* [What you are asked to do]:
If an entry includes an image, drop the image and copy the rest verbatim.

● ● ● ● ●

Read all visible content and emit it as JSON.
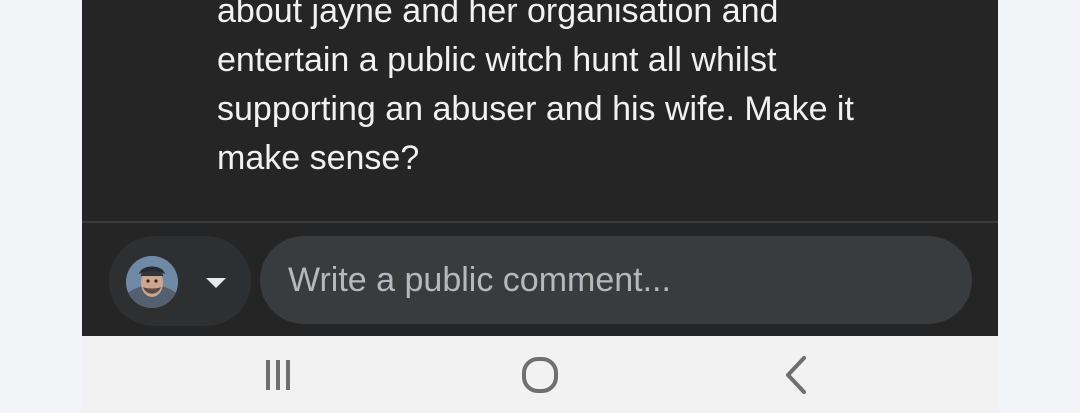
{
  "post": {
    "lines": [
      "about jayne and her organisation and",
      "entertain a public witch hunt all whilst",
      "supporting an abuser and his wife. Make it",
      "make sense?"
    ]
  },
  "comment_bar": {
    "placeholder": "Write a public comment..."
  },
  "system_nav": {
    "recents_icon": "recents-icon",
    "home_icon": "home-icon",
    "back_icon": "back-icon"
  },
  "colors": {
    "background": "#f3f4f7",
    "dark_panel": "#252526",
    "text": "#f1f1f1",
    "comment_box": "#3a3b3d",
    "placeholder": "#b7b8bb",
    "nav_icons": "#6f6f6f"
  }
}
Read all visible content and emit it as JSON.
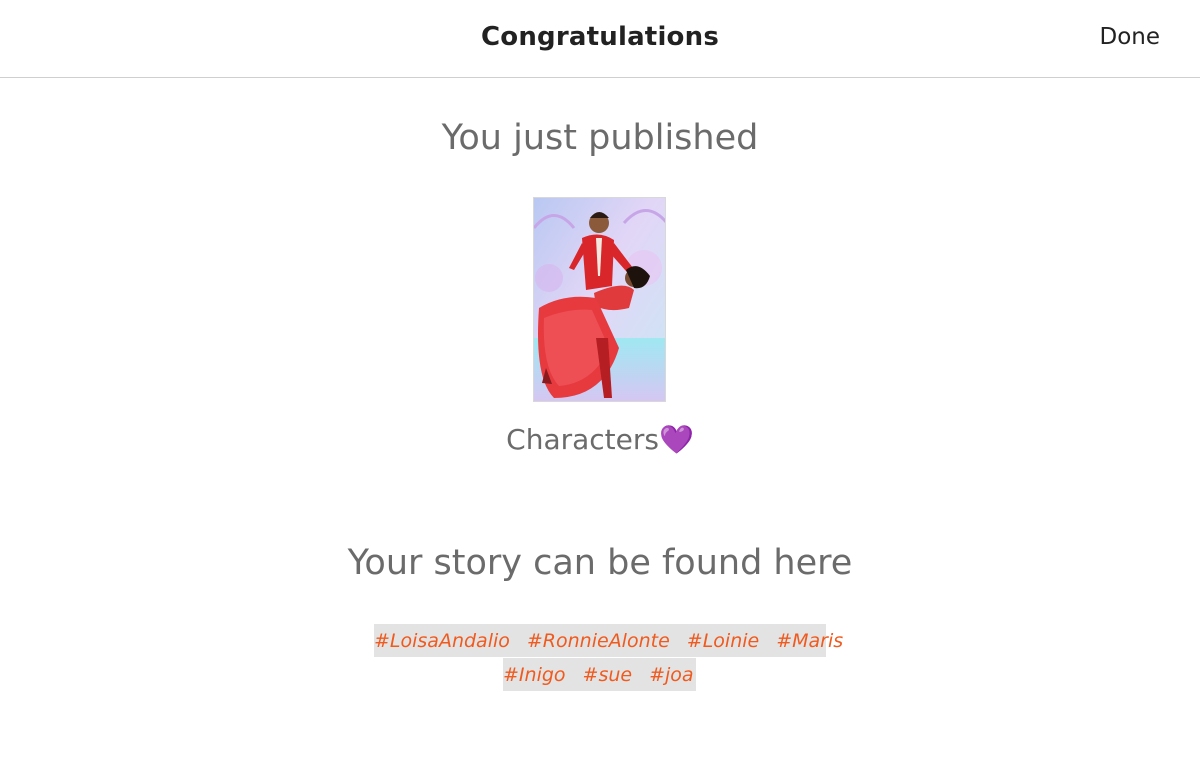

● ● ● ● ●

* [Reply to the task]:
Read all visible content and emit it as JSON.
{
  "post": {
    "lines": [
      "about jayne and her organisation and",
      "entertain a public witch hunt all whilst",
      "supporting an abuser and his wife. Make it",
      "make sense?"
    ]
  },
  "comment_bar": {
    "placeholder": "Write a public comment..."
  },
  "system_nav": {
    "recents_icon": "recents-icon",
    "home_icon": "home-icon",
    "back_icon": "back-icon"
  },
  "colors": {
    "background": "#f3f4f7",
    "dark_panel": "#252526",
    "text": "#f1f1f1",
    "comment_box": "#3a3b3d",
    "placeholder": "#b7b8bb",
    "nav_icons": "#6f6f6f"
  }
}
Read all visible content and emit it as JSON.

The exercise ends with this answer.